• WORK INSTRUCTION
The answer is a single number: the count of lines below in which the word "text" appears.

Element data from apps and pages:
○ ○ ○

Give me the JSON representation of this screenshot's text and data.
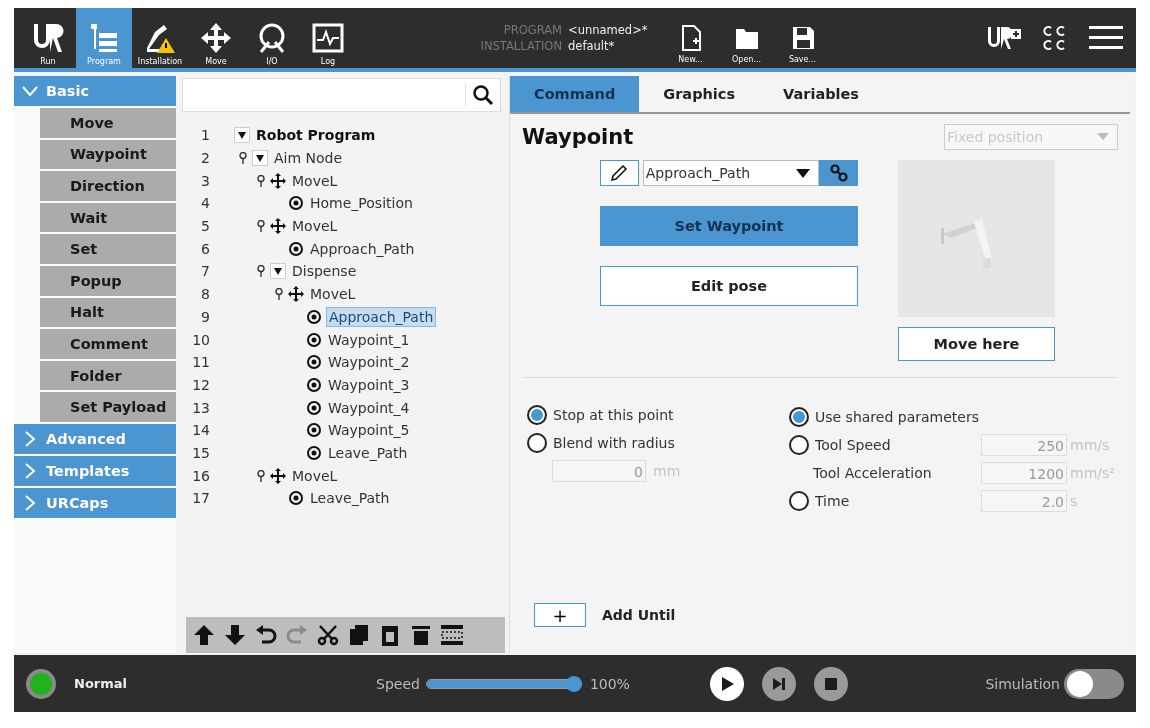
{
  "top_bar": {
    "nav": [
      {
        "label": "Run",
        "kind": "run",
        "selected": false,
        "warning": false
      },
      {
        "label": "Program",
        "kind": "program",
        "selected": true,
        "warning": false
      },
      {
        "label": "Installation",
        "kind": "installation",
        "selected": false,
        "warning": true
      },
      {
        "label": "Move",
        "kind": "move",
        "selected": false,
        "warning": false
      },
      {
        "label": "I/O",
        "kind": "io",
        "selected": false,
        "warning": false
      },
      {
        "label": "Log",
        "kind": "log",
        "selected": false,
        "warning": false
      }
    ],
    "program": {
      "label": "PROGRAM",
      "value": "<unnamed>*"
    },
    "installation": {
      "label": "INSTALLATION",
      "value": "default*"
    },
    "file_buttons": [
      {
        "label": "New...",
        "kind": "new"
      },
      {
        "label": "Open...",
        "kind": "open"
      },
      {
        "label": "Save...",
        "kind": "save"
      }
    ]
  },
  "sidebar": {
    "sections": [
      {
        "label": "Basic",
        "expanded": true,
        "items": [
          "Move",
          "Waypoint",
          "Direction",
          "Wait",
          "Set",
          "Popup",
          "Halt",
          "Comment",
          "Folder",
          "Set Payload"
        ]
      },
      {
        "label": "Advanced",
        "expanded": false
      },
      {
        "label": "Templates",
        "expanded": false
      },
      {
        "label": "URCaps",
        "expanded": false
      }
    ]
  },
  "tree": {
    "nodes": [
      {
        "line": "1",
        "label": "Robot Program",
        "kind": "root",
        "expanded": true,
        "selected": false,
        "children": [
          {
            "line": "2",
            "label": "Aim Node",
            "kind": "folder",
            "expanded": true,
            "selected": false,
            "children": [
              {
                "line": "3",
                "label": "MoveL",
                "kind": "move",
                "selected": false,
                "children": [
                  {
                    "line": "4",
                    "label": "Home_Position",
                    "kind": "waypoint",
                    "selected": false
                  }
                ]
              },
              {
                "line": "5",
                "label": "MoveL",
                "kind": "move",
                "selected": false,
                "children": [
                  {
                    "line": "6",
                    "label": "Approach_Path",
                    "kind": "waypoint",
                    "selected": false
                  }
                ]
              },
              {
                "line": "7",
                "label": "Dispense",
                "kind": "folder",
                "expanded": true,
                "selected": false,
                "children": [
                  {
                    "line": "8",
                    "label": "MoveL",
                    "kind": "move",
                    "selected": false,
                    "children": [
                      {
                        "line": "9",
                        "label": "Approach_Path",
                        "kind": "waypoint",
                        "selected": true
                      },
                      {
                        "line": "10",
                        "label": "Waypoint_1",
                        "kind": "waypoint",
                        "selected": false
                      },
                      {
                        "line": "11",
                        "label": "Waypoint_2",
                        "kind": "waypoint",
                        "selected": false
                      },
                      {
                        "line": "12",
                        "label": "Waypoint_3",
                        "kind": "waypoint",
                        "selected": false
                      },
                      {
                        "line": "13",
                        "label": "Waypoint_4",
                        "kind": "waypoint",
                        "selected": false
                      },
                      {
                        "line": "14",
                        "label": "Waypoint_5",
                        "kind": "waypoint",
                        "selected": false
                      },
                      {
                        "line": "15",
                        "label": "Leave_Path",
                        "kind": "waypoint",
                        "selected": false
                      }
                    ]
                  }
                ]
              },
              {
                "line": "16",
                "label": "MoveL",
                "kind": "move",
                "selected": false,
                "children": [
                  {
                    "line": "17",
                    "label": "Leave_Path",
                    "kind": "waypoint",
                    "selected": false
                  }
                ]
              }
            ]
          }
        ]
      }
    ],
    "toolbar": [
      {
        "kind": "up",
        "disabled": false
      },
      {
        "kind": "down",
        "disabled": false
      },
      {
        "kind": "undo",
        "disabled": false
      },
      {
        "kind": "redo",
        "disabled": true
      },
      {
        "kind": "cut",
        "disabled": false
      },
      {
        "kind": "copy",
        "disabled": false
      },
      {
        "kind": "paste",
        "disabled": false
      },
      {
        "kind": "delete",
        "disabled": false
      },
      {
        "kind": "suppress",
        "disabled": false
      }
    ]
  },
  "command": {
    "tabs": [
      {
        "label": "Command",
        "selected": true
      },
      {
        "label": "Graphics",
        "selected": false
      },
      {
        "label": "Variables",
        "selected": false
      }
    ],
    "title": "Waypoint",
    "position_mode": {
      "value": "Fixed position",
      "disabled": true
    },
    "waypoint_name": "Approach_Path",
    "set_button": "Set Waypoint",
    "edit_button": "Edit pose",
    "move_button": "Move here",
    "stop_options": [
      {
        "label": "Stop at this point",
        "selected": true
      },
      {
        "label": "Blend with radius",
        "selected": false
      }
    ],
    "blend_radius": {
      "value": "0",
      "unit": "mm",
      "disabled": true
    },
    "params": [
      {
        "label": "Use shared parameters",
        "kind": "radio",
        "selected": true
      },
      {
        "label": "Tool Speed",
        "kind": "radio",
        "selected": false,
        "value": "250",
        "unit": "mm/s",
        "disabled": true
      },
      {
        "label": "Tool Acceleration",
        "kind": "plain",
        "value": "1200",
        "unit": "mm/s²",
        "disabled": true
      },
      {
        "label": "Time",
        "kind": "radio",
        "selected": false,
        "value": "2.0",
        "unit": "s",
        "disabled": true
      }
    ],
    "add_until": {
      "symbol": "+",
      "label": "Add Until"
    }
  },
  "footer": {
    "status": {
      "label": "Normal",
      "color": "#1fb41f"
    },
    "speed": {
      "label": "Speed",
      "level": 1,
      "reading": "100%"
    },
    "controls": [
      {
        "kind": "play",
        "disabled": false
      },
      {
        "kind": "step",
        "disabled": true
      },
      {
        "kind": "stop",
        "disabled": true
      }
    ],
    "simulation": {
      "label": "Simulation",
      "on": false
    }
  }
}
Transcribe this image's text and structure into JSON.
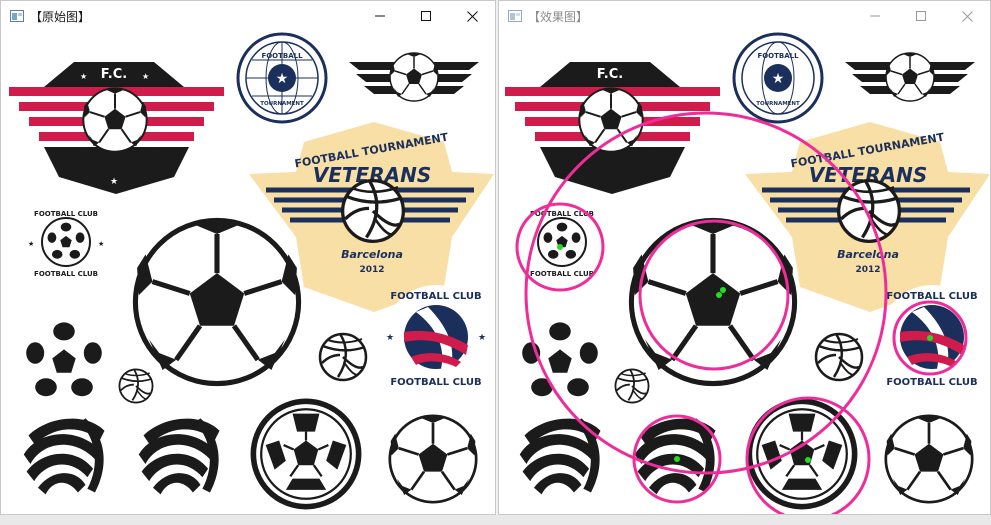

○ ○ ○

• ANSWER TO THIS EXERCISE
2